Theater critics Isaac Butler and Rob Weinert-Kendt unveiled their Critic-O-Meter blog last week, giving New York theater enthusiasts a one-stop site for play reviews and, in the words of the Los Angeles Times’ Steve Leigh Morris, laying bare a “philosophical divide between criticism that investigates and that which judges.”
Critic-O-Meter gathers any and all reviews it finds on a given play, translates each review into a letter grade, and averages the grades into an overall score. Butler and Weinert-Kendt then write a short blurb summing up the critical reaction. Further links offer visitors the option of browsing excerpts from the original reviews.
Morris’ piece explores feedback to Critic-O-Meter thus far, particularly in the critical community. Their responses have been divided: While some less-established reviewers express gratitude for the exposure (one gushes at the possibilities for “a lil' ol’ aspiring theater critic”), other writers view the blog disdainfully. A particularly apocalyptic critic sniffs that it is “evidence that the final stage in the devolution of the theater review has arrived.”

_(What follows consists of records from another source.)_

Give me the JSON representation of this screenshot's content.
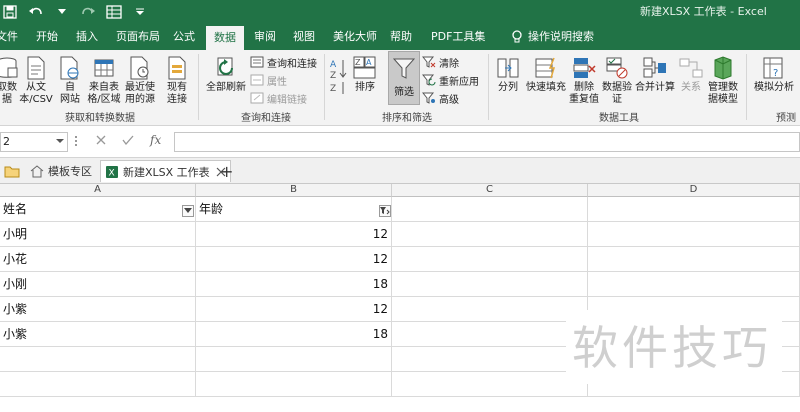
{
  "window": {
    "title": "新建XLSX 工作表 - Excel"
  },
  "menu": {
    "tabs": [
      "文件",
      "开始",
      "插入",
      "页面布局",
      "公式",
      "数据",
      "审阅",
      "视图",
      "美化大师",
      "帮助",
      "PDF工具集"
    ],
    "active_tab": "数据",
    "tell_me": "操作说明搜索"
  },
  "ribbon": {
    "groups": {
      "get_transform": {
        "label": "获取和转换数据",
        "buttons": [
          "获取数据",
          "从文本/CSV",
          "自网站",
          "来自表格/区域",
          "最近使用的源",
          "现有连接"
        ]
      },
      "queries": {
        "label": "查询和连接",
        "refresh_all": "全部刷新",
        "small": [
          "查询和连接",
          "属性",
          "编辑链接"
        ]
      },
      "sort_filter": {
        "label": "排序和筛选",
        "sort": "排序",
        "filter": "筛选",
        "small": [
          "清除",
          "重新应用",
          "高级"
        ]
      },
      "data_tools": {
        "label": "数据工具",
        "buttons": [
          "分列",
          "快速填充",
          "删除重复值",
          "数据验证",
          "合并计算",
          "关系",
          "管理数据模型"
        ]
      },
      "forecast": {
        "label": "预测",
        "buttons": [
          "模拟分析"
        ]
      }
    },
    "btn_lines": {
      "getdata": [
        "取数",
        "据"
      ],
      "fromtext": [
        "从文",
        "本/CSV"
      ],
      "fromweb": [
        "自",
        "网站"
      ],
      "fromtable": [
        "来自表",
        "格/区域"
      ],
      "recent": [
        "最近使",
        "用的源"
      ],
      "existing": [
        "现有",
        "连接"
      ],
      "remove_dup": [
        "删除",
        "重复值"
      ],
      "validate": [
        "数据验",
        "证"
      ],
      "manage_model": [
        "管理数",
        "据模型"
      ]
    }
  },
  "formula_bar": {
    "name_box": "2",
    "fx": "fx",
    "value": ""
  },
  "workbook_tabs": {
    "items": [
      "模板专区",
      "新建XLSX 工作表"
    ],
    "add": "+"
  },
  "sheet": {
    "columns": [
      "A",
      "B",
      "C",
      "D"
    ],
    "rows": [
      [
        "姓名",
        "年龄"
      ],
      [
        "小明",
        "12"
      ],
      [
        "小花",
        "12"
      ],
      [
        "小刚",
        "18"
      ],
      [
        "小紫",
        "12"
      ],
      [
        "小紫",
        "18"
      ]
    ]
  },
  "watermark": "软件技巧",
  "colors": {
    "accent": "#217346",
    "ribbon_bg": "#f3f3f3"
  }
}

Morris has some beef with Critic-O-Meter—he rejects, for instance, a logic that assumes subjective reviews can be easily converted into objective grades. But even as he indulges in some editorializing on the blog’s value, he acknowledges that such compilations are already entrenched in our critical culture. After all, movie and music reviews have long drawn on thumbs, stars, and letter grades to assess a piece’s worth.
Morris ends, somewhat breezily, there: We like our criticism to tell us what’s good, and fast. Those who voice dissent, no matter how nobly, are “spitting into the wind.” While there’s doubtlessly a degree of truth to his conclusions, he leaves some strands of analysis underdeveloped. For instance, he might have examined the differences between the critics who support tools like Critic-O-Meter and those who greet it with handwringing. The detractors seem intent on maintaining a certain purity in theater criticism. It’s hard to tell whether this stems from an elitism about the theater world or more practical concerns about the future of their jobs. As reviewers in the fine arts increasingly take their cues from critics of more popular forms, these kinds of issues ought to be explored.